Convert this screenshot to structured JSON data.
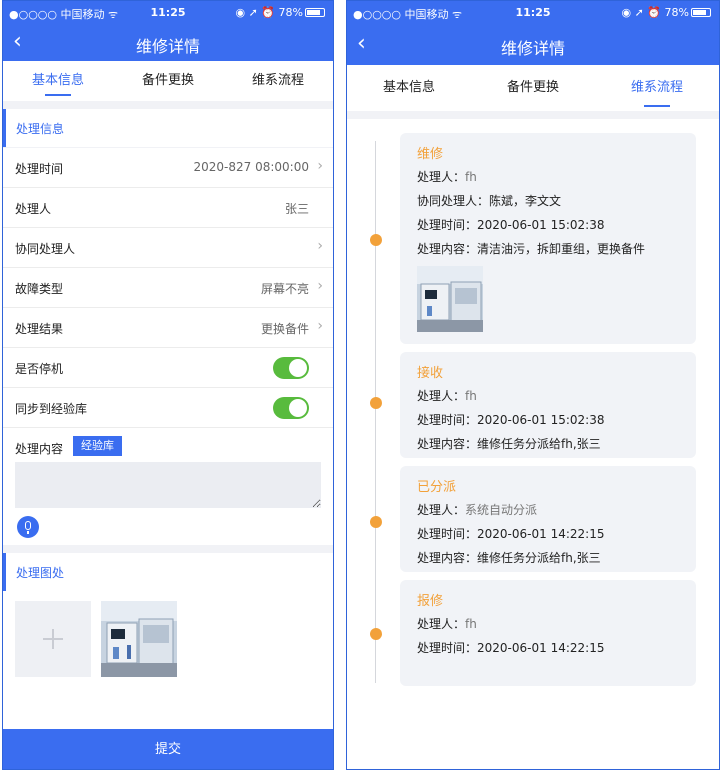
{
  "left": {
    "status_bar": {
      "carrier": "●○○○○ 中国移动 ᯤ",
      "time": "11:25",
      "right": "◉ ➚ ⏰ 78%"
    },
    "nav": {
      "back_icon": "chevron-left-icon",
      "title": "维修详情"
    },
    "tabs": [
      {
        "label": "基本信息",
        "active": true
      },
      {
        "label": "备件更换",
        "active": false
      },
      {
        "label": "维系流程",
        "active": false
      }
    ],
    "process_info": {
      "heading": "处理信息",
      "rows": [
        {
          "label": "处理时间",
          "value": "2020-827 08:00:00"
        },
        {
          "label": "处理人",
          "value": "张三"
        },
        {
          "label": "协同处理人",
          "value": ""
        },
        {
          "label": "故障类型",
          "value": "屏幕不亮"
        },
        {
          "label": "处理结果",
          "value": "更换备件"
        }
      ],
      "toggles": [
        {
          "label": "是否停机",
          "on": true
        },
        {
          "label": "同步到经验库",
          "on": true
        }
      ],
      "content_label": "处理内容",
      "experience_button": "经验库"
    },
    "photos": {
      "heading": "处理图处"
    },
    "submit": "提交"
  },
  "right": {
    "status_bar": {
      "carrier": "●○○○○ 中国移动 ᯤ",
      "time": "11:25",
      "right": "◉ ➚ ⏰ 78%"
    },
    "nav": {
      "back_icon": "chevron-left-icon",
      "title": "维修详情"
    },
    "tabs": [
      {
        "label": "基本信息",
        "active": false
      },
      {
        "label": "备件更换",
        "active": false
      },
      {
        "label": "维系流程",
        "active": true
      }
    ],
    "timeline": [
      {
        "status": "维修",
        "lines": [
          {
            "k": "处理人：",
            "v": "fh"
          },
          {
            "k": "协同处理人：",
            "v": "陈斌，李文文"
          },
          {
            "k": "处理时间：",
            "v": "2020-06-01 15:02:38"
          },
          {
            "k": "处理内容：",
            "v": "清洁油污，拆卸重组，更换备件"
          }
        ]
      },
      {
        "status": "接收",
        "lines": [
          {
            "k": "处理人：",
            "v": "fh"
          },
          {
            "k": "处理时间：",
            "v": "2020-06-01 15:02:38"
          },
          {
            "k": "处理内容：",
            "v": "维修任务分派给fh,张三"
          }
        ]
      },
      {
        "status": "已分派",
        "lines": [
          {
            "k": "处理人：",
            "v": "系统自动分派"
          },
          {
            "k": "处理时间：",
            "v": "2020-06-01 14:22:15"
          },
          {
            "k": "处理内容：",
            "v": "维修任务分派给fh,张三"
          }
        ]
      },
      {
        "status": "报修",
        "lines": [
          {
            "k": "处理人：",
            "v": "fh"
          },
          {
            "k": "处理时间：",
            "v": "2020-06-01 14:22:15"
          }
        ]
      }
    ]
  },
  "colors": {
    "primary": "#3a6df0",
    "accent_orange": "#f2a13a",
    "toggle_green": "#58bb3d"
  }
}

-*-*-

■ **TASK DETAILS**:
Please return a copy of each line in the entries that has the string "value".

■ **EXERCISE OUTPUT**:
          "value": "2020-827 08:00:00"
          "value": "张三"
          "value": ""
          "value": "屏幕不亮"
          "value": "更换备件"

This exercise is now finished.